His .748 OPS is good for a middle infielder and he has enough speed (four steals) to keep it up. He's also seen some time at shortstop and can play third base if needed.
Brantley, 23, was a bit of an afterthought in the Sabathia-LaPorta trade, but the Indians will happily take him if he keeps producing like this.
The left-handed outfielder is batting .294 and is already close to matching his career-high in nearly every offensive category. He's also a pretty good outfielder and may make Grady Sizemore expendable over the next two months.
McCutchen, 24, is a superstar in the making and we're in year three of his development. So what has the slick speedster learned lately?
He's struggled to hit the ball so far this season, but one encouraging sign is how much more power he has. In 2009 he hit 12 home runs and 26 doubles. In 2010 he hit 16 home runs and 35 doubles. So far in 2011 he has seven home runs and six doubles. Looks like he's trending in the right direction.
Stubbs, 26, is another multi-talented player who's still trying to bring everything together. He had his first full major league season last year and rewarded the Reds with 22 home runs and 30 steals.

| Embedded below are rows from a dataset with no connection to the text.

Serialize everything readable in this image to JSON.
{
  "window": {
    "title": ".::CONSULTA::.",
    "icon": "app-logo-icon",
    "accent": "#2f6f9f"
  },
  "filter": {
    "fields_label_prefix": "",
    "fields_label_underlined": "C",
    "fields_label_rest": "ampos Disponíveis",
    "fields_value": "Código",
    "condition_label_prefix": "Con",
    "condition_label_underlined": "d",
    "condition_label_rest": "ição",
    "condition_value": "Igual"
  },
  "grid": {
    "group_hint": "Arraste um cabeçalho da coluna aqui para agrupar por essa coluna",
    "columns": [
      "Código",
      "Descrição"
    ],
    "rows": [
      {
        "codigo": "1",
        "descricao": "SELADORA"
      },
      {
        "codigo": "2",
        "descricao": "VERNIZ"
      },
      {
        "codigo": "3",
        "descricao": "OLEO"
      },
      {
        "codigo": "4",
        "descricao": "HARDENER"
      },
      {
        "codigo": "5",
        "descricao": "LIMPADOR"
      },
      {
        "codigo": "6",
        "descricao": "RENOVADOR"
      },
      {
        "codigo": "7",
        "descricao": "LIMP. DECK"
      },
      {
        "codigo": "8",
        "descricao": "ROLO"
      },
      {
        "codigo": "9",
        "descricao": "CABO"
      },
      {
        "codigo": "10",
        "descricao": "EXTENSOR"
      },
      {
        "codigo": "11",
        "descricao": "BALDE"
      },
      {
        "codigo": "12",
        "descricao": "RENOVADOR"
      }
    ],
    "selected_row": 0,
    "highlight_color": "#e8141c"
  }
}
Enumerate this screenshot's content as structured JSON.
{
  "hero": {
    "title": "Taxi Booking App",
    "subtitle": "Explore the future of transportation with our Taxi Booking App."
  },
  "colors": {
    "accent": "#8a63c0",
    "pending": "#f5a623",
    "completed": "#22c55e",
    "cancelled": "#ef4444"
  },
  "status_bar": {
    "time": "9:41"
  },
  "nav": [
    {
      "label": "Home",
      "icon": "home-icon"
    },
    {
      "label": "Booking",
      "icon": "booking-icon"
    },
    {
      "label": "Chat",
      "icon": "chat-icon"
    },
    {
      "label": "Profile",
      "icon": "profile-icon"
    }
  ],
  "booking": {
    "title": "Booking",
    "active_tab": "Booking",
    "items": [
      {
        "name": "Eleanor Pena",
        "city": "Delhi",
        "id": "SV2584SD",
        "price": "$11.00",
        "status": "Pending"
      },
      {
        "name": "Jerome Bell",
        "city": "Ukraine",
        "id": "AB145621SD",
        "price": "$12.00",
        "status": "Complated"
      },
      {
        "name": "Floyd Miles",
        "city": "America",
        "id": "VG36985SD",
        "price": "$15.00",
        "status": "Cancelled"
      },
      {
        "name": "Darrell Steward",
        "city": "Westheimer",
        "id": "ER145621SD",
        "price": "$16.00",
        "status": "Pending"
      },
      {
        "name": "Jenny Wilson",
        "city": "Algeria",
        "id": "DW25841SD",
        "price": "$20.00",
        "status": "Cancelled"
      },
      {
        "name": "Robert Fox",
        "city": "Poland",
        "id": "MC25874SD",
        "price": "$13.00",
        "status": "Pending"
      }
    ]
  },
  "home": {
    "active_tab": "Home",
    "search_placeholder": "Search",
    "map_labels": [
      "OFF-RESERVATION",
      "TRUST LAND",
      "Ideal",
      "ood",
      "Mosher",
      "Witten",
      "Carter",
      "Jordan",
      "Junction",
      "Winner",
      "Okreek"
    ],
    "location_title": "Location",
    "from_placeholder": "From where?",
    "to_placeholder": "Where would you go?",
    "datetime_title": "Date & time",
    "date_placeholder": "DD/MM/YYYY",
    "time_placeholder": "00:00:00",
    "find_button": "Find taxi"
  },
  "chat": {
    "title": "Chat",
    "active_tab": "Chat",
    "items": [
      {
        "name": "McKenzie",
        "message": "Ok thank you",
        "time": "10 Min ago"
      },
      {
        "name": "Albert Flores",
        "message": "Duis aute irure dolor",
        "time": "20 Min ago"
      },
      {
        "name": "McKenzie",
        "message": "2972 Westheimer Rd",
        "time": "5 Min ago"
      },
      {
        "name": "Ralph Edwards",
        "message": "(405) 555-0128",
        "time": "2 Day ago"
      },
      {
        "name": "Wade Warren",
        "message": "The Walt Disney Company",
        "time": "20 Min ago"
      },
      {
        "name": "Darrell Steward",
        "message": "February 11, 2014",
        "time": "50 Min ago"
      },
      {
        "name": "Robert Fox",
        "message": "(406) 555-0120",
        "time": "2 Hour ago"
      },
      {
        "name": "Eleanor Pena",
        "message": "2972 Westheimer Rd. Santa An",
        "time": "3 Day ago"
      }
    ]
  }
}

In 2011 he's doing more of the same (six home runs, 11 steals), but has become a more efficient hitter with a .266/.350/.446 line. Strikeouts are still an issue, but Stubbs is starting to look more and more like a perennial All-Star.
Gomez, 25, has already played for three different major league teams, but it looks like he's finally found a home in Milwaukee. He's back in center field for the Brewers and is beginning to show everyone why he was once the centerpiece of the package that netted the Mets Johan Santana back in 2008.
Speed and defense have always been Gomez's two biggest strengths, but he's developed into a pretty decent hitter too. His OPS is up to .660 (career .644) and he's displayed some power with 10 extra-base hits already this year.
Fowler, 25, is very similar to Gomez as a player. Lots of speed and defense and not much else. But Fowler has evolved into a pretty capable hitter this year.
His OPS is up to .746 and, despite still waiting for his first home run of the season, he already has 11 doubles and two triples. The strikeouts (43) are concerning though.
Freeman, 21, is the new full-time first basemen for the Braves and at 6'5" and 225 pounds he certainly looks the part. But how is he at the plate?
Freeman looked lost in his 24 plate appearances in 2010 and only managed four hits, but he seems to have found his groove in Atlanta. He's up to .241 at the plate and has a respectable .732 OPS. He's also managed to launch four home runs even though everyone says he has a long way to go to reach his power potential.
Hard to tell what position Craig plays, but the easy answer is all of them. He has four starts in left field, one in right and two appearances at third base. In other words, he's the prototypical utility player.
That's not necessarily a bad thing, however. The 26-year-old is hitting .293 with a robust .822 OPS, numbers that are too good to keep him out of the lineup. He's also quick and has not been caught in three steal attempts.
If you're wondering why Melky Cabrera is on this list well, believe it or not, he's actually 26 years old. Plus, sometimes it takes seven seasons for a player to reach his potential, in Kansas City of all places.
Cabrera is having a career year with the Royals, sporting a .282/.303/.456 line as well as good power and defense. If he maintains this level of production he'll set new career highs in virtually every offensive category and be in line for a big contract at the end of the season.